Seminar in Biochemistry, Biophysics & Biodesign: Richard W. Kriwacki
- Phase separation in biology and disease.
- Richard W. Kriwacki, Associate Member, Department of Structural Biology, St. Jude Graduate School of Biomedical Science, St. Jude Children’s Research Hospital, Memphis, TN.
- Abstract: Phase separation mediates formation of various membraneless organelles, as well as assembly of other cellular structures that control diverse biological processes, including membrane receptor signaling, endocytosis, stress sensing, and both activation and silencing of gene transcription. Phase separation organizes chemically diverse biopolymers, including proteins, nucleic acids, and lipids, to perform complex biochemical and mechanical processes. Consequently, alteration of the process of phase separation, yielding aberrant molecular organization and condensed phases with atypical material properties, is associated with a range of human diseases such as neurodegeneration and cancer.

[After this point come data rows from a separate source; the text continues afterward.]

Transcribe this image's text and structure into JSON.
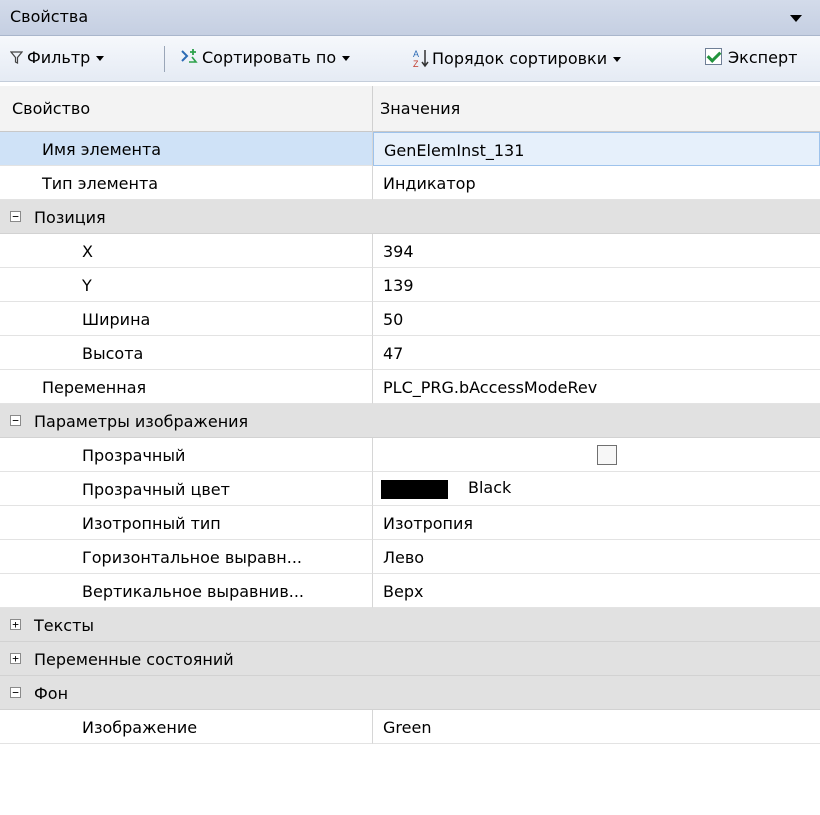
{
  "window": {
    "title": "Свойства"
  },
  "toolbar": {
    "filter": "Фильтр",
    "sort_by": "Сортировать по",
    "sort_order": "Порядок сортировки",
    "expert": "Эксперт",
    "expert_checked": true
  },
  "header": {
    "property": "Свойство",
    "values": "Значения"
  },
  "rows": {
    "name": {
      "label": "Имя элемента",
      "value": "GenElemInst_131"
    },
    "type": {
      "label": "Тип элемента",
      "value": "Индикатор"
    },
    "position": {
      "label": "Позиция",
      "expanded": true
    },
    "x": {
      "label": "X",
      "value": "394"
    },
    "y": {
      "label": "Y",
      "value": "139"
    },
    "width": {
      "label": "Ширина",
      "value": "50"
    },
    "height": {
      "label": "Высота",
      "value": "47"
    },
    "variable": {
      "label": "Переменная",
      "value": "PLC_PRG.bAccessModeRev"
    },
    "image_params": {
      "label": "Параметры изображения",
      "expanded": true
    },
    "transparent": {
      "label": "Прозрачный",
      "checked": false
    },
    "transparent_color": {
      "label": "Прозрачный цвет",
      "value": "Black",
      "swatch": "#000000"
    },
    "isotropic": {
      "label": "Изотропный тип",
      "value": "Изотропия"
    },
    "h_align": {
      "label": "Горизонтальное выравн...",
      "value": "Лево"
    },
    "v_align": {
      "label": "Вертикальное выравнив...",
      "value": "Верх"
    },
    "texts": {
      "label": "Тексты",
      "expanded": false
    },
    "state_vars": {
      "label": "Переменные состояний",
      "expanded": false
    },
    "background": {
      "label": "Фон",
      "expanded": true
    },
    "image": {
      "label": "Изображение",
      "value": "Green"
    }
  },
  "glyphs": {
    "plus": "+",
    "minus": "−"
  },
  "colors": {
    "selection": "#cfe2f7",
    "category": "#e1e1e1",
    "titlebar": "#c5cfe2"
  }
}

For example, the properties of the nucleolus, the largest membraneless organelle in human cells and a center for ribosome biogenesis and stress signaling, are altered through different mechanisms in AL S and certain cancers. Further, regulation of gene expression, hypothesized to be controlled through condensation of genes, transcription factors and RNA polymerase II, may be altered by phase separation-prone oncoproteins in certain leukemias. We will discuss our efforts to understand how phase separation contributes to biological processes in normal cells and how these processes are altered in disease, including neurodegeneration and cancer.
October 24, 2018
Advanced Science Research Center, GC/CUNY
85 St. Nicholas Terrace